“We’ve been great admirers of what they’ve (Aurora B2C employees) put together and brought some of the things they’ve done back to Camden,” Brenner said. “I think Aurora’s a tight-knit community where I think people know each other and have worked together for a very long time, so I see it as a very hopeful opportunity to break some new ground here.”
MCPN reported that in Aurora the average number of ER visits over six months decreased from 3.8 visits pre-B2C enrollment to 1.8 visits following graduation for uninsured patients and from 4.2 visits to 2.8 for Medicaid-insured patients. That resulted in a $22,930-per-patient savings and an overall 38 percent reduction in University of Colorado Health charges, based on data taken from the program’s first 96 graduates. Now with over five times as many program alumni, MCPN said those figures have since ballooned.
On a primary care level, approximately 89 percent of B2C participants who did not have a primary care provider upon enrollment got one, according to an MCPN report released last year.
But despite the program’s success, its future is contingent on funds that may soon run out. The $4.4 million grant MCPN has financed the Aurora program through for the past two-and-a-half years is set to expire this June, putting B2C’s vitality in question.
“Right now there is no funding model for this, and this program is going to go out of existence in six months, but I’m hopeful that the community will pull together and keep this thing going,” Brenner said.
He outlined that an inevitable funding structure should be based on a mix of income streams, and that the solution is ultimately up to the state to provide.
In an evaluation report released late last year, MCPN proposed two possible solutions to continue the program, which includes various combinations of reducing staff, cutting services currently offered through Aurora Mental Health, focusing solely on high utilizers of the ER and offering early graduation options. The more expensive alternative would require MCPN to come up with just under $800,000 annually, with the more scaled back version necessitating approximately $430,000.
Like Brenner, Reid said that a combination of the two MCPN proposals would be ideal.
“We’re leaning toward a combination of both by looking to hospitals, foundations and our state’s Healthcare Policy and Finance Division,” he said. “This is a sustainable model that has a proven track record and we know empirically it has produced results and could save the state millions of dollars, so why would it not support this?”
Aurora City Councilwoman Molly Markert, a longtime proponent of the program, said that a municipal solution and support is also possible.
“If we’re talking about city dollars, we need to find the connection to city services and that’s probably difficult,” she said. “The better thing is to have the city, the mayor, the city council, the elected officials, stand up and say, ‘we need this program in our community, may I write a letter of support for your funding application?’ Or maybe the mayor should have a meeting with the two hospitals and say, ‘hey bubba, kick in some dough here, you’re the ones that are saving.’”

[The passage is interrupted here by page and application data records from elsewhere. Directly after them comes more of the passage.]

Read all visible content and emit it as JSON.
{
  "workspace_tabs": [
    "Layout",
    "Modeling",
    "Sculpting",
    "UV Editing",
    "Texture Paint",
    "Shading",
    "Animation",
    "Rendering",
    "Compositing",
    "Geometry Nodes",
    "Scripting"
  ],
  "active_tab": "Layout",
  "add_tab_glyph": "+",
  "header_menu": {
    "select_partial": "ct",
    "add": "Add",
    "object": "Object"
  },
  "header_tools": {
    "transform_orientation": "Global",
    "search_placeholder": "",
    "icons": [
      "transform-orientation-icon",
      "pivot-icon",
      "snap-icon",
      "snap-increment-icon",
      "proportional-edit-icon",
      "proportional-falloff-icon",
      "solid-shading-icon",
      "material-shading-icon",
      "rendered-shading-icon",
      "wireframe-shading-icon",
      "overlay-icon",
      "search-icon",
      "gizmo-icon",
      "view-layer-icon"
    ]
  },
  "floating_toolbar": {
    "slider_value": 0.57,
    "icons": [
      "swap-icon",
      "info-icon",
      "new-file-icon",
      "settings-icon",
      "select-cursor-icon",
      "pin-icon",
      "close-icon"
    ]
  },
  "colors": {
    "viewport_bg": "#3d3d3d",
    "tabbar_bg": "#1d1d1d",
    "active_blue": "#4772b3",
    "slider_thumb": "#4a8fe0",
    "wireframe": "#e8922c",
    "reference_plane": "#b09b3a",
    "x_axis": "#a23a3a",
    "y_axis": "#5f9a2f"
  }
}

Regardless of B2C’s current financial limbo, Reid said he believes a solution will be found before the grant funds expire in June.
“I’m optimistic, given the results, that yes there will be another funding structure in place,” he said. “The current way is a dinosaur and extremely costly — this is more cost effective and doesn’t bleed the system.”